    Mike Green wrote: »
    ... but it's best to just start with a digital clock signal.

    A device like a 74HC4060 can make a useful Clock generator, as it has many binary divided outputs, and an oscillator built in.
    - or a small MCU, as mentioned above...

  • Thanks jmg. microcontrolleruser, the 74HC4060 datasheet is a good reference for a typical digital clock generator. It has an oscillator, followed by a couple of inverters to clean up the signal, followed by a bunch of flip-flops to divide the raw clock signal by powers of 2 with taps along the way. It's a great way to get a 1Hz or 2Hz digital clock for a timepiece.

  • 'have a simple oscillator using two inverters (or the equivalent) in series to produce a nice square wave'

    'couple of more inverters in series to clean up the edges of the square wave and isolate the clock oscillator '

    Thank you Mike.

    Think we will fall back the external oscillator for the mean time.

    Keep our eyes open for right instrument or parts.


  • Mike Green wrote: »
    This is not a very good digital clock generator. It's called a function generator and it provides either a sine wave or triangle wave neither of which is really suitable for driving digital circuitry. For that you need a square wave with sharp on-off transitions. You can sometimes use a Zener diode clipper across the function generator to throw away the signal peaks since the initial portion of the sine wave usually has steep sides, enough to approximate a square wave. It's better to have a clock generator with a square wave output


    Looks like the Square and Sawtooth waves come off of the yellow banana plugs. Hard to see in the picture above.
    Infernal Machine
  • PublisonPublison Posts: 10,192
    edited May 28 Vote Up0Vote Down
    I would get a Flip module for 28 bucks, on sale.

    https://www.parallax.com/product/32123

    And use a simple Spin program from the OBEX to generate your clock.

    http://obex.parallax.com/object/783

    http://obex.parallax.com/object/688


    It's only 3 volts, but may work with a simple transistor level shifter.

    You don't have to build it and it has many other uses later.
    Infernal Machine

  • 'Looks like the Square and Sawtooth waves come off of the yellow banana plugs'

    Thanks Publison.

    See the manual at the end.The manual is for building the generator too in first part.

    In a nutshell it generates sine, triangle (sawtooth) and square waves.

    This does not look like a logic generator.

    Logic circuit is included on their Trainer boards.

    Have to think long and hard about getting one of those.


  • microcontroller,

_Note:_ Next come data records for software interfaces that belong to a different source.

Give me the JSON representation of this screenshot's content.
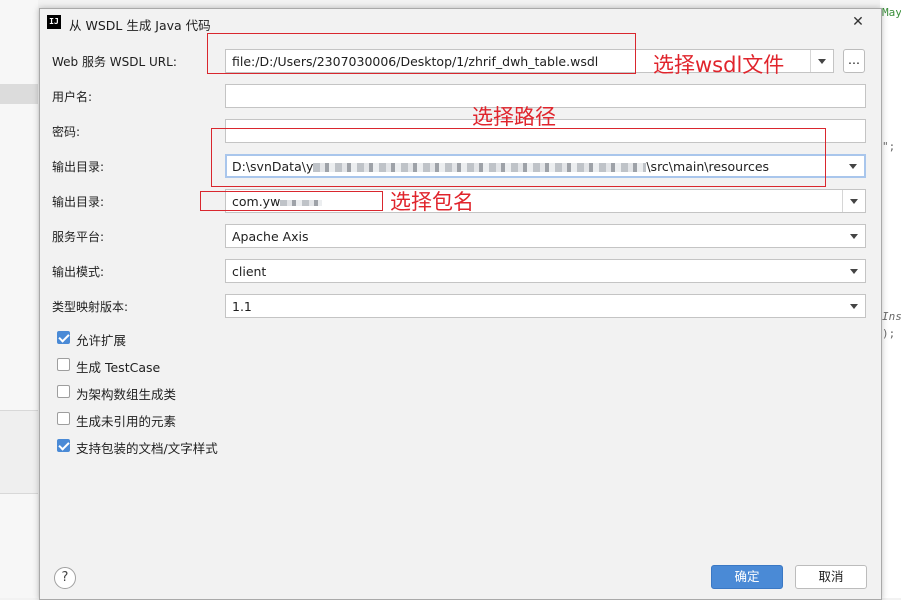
{
  "background": {
    "code_right": [
      "May",
      "\";",
      "Ins",
      ");"
    ]
  },
  "dialog": {
    "title": "从 WSDL 生成 Java 代码",
    "app_icon_text": "IJ",
    "fields": {
      "wsdl_url": {
        "label": "Web 服务 WSDL URL:",
        "value": "file:/D:/Users/2307030006/Desktop/1/zhrif_dwh_table.wsdl",
        "browse": "..."
      },
      "username": {
        "label": "用户名:",
        "value": ""
      },
      "password": {
        "label": "密码:",
        "value": ""
      },
      "output_dir": {
        "label": "输出目录:",
        "value_prefix": "D:\\svnData\\y",
        "value_suffix": "\\src\\main\\resources"
      },
      "package": {
        "label": "输出目录:",
        "value_prefix": "com.yw"
      },
      "platform": {
        "label": "服务平台:",
        "value": "Apache Axis"
      },
      "output_mode": {
        "label": "输出模式:",
        "value": "client"
      },
      "type_mapping": {
        "label": "类型映射版本:",
        "value": "1.1"
      }
    },
    "checkboxes": [
      {
        "label": "允许扩展",
        "checked": true
      },
      {
        "label": "生成 TestCase",
        "checked": false
      },
      {
        "label": "为架构数组生成类",
        "checked": false
      },
      {
        "label": "生成未引用的元素",
        "checked": false
      },
      {
        "label": "支持包装的文档/文字样式",
        "checked": true
      }
    ],
    "buttons": {
      "ok": "确定",
      "cancel": "取消",
      "help": "?"
    },
    "annotations": {
      "wsdl": "选择wsdl文件",
      "path": "选择路径",
      "package": "选择包名"
    }
  }
}
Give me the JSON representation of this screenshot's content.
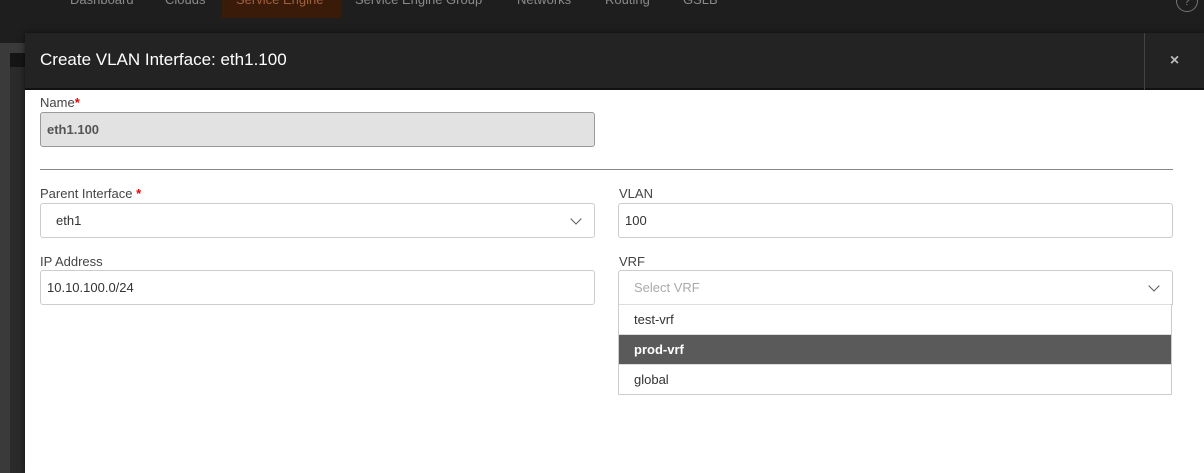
{
  "nav": {
    "tabs": [
      "Dashboard",
      "Clouds",
      "Service Engine",
      "Service Engine Group",
      "Networks",
      "Routing",
      "GSLB"
    ],
    "active": "Service Engine",
    "help": "?"
  },
  "modal": {
    "title": "Create VLAN Interface: eth1.100",
    "close": "×"
  },
  "form": {
    "name": {
      "label": "Name",
      "required": "*",
      "value": "eth1.100"
    },
    "parent": {
      "label": "Parent Interface",
      "required": "*",
      "value": "eth1"
    },
    "vlan": {
      "label": "VLAN",
      "value": "100"
    },
    "ip": {
      "label": "IP Address",
      "value": "10.10.100.0/24"
    },
    "vrf": {
      "label": "VRF",
      "placeholder": "Select VRF",
      "options": [
        "test-vrf",
        "prod-vrf",
        "global"
      ],
      "highlighted": "prod-vrf"
    }
  }
}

    Forrest Mims Engineer's Notebooks have a number of clock circuits.

  • Thanks Genetix

    Forrrest Mim's did the workbook for the Learning Lab.

    I will check that out.



  • Will that work if you select square wave?

    First one to use is 1 khz.

    Will Stamp 1 run at 1 khz?

    More like a leisurely walk.
    Particularly patient proactive practice positively predicates practically precise poly-processor Parallax Propeller programming paradigms.

    .
  • MIchael_MichalskiMIchael_Michalski Posts: 91
    edited June 1 Vote Up0Vote Down
    Publison wrote: »
    I would get a Flip module for 28 bucks, on sale.

    https://www.parallax.com/product/32123

    And use a simple Spin program from the OBEX to generate your clock.

    http://obex.parallax.com/object/783

    http://obex.parallax.com/object/688


    It's only 3 volts, but may work with a simple transistor level shifter.

    You don't have to build it and it has many other uses later.

    Or a comparator with a open collector output.
    Particularly patient proactive practice positively predicates practically precise poly-processor Parallax Propeller programming paradigms.

    .
  • microcontrollerusermicrocontrolleruser Posts: 958
    edited June 1 Vote Up0Vote Down
    This points to building a timing circuit.

    I would rather have it off the breadboard area.

    Like a power supply where you only come in with the two wires 5v and ground.

    The quick and dirty way is a crystal/oscillator/R-C circuit.

    I think the square wave logic generators are maybe just that but with a variable element tossed in.


Sign In or Register to comment.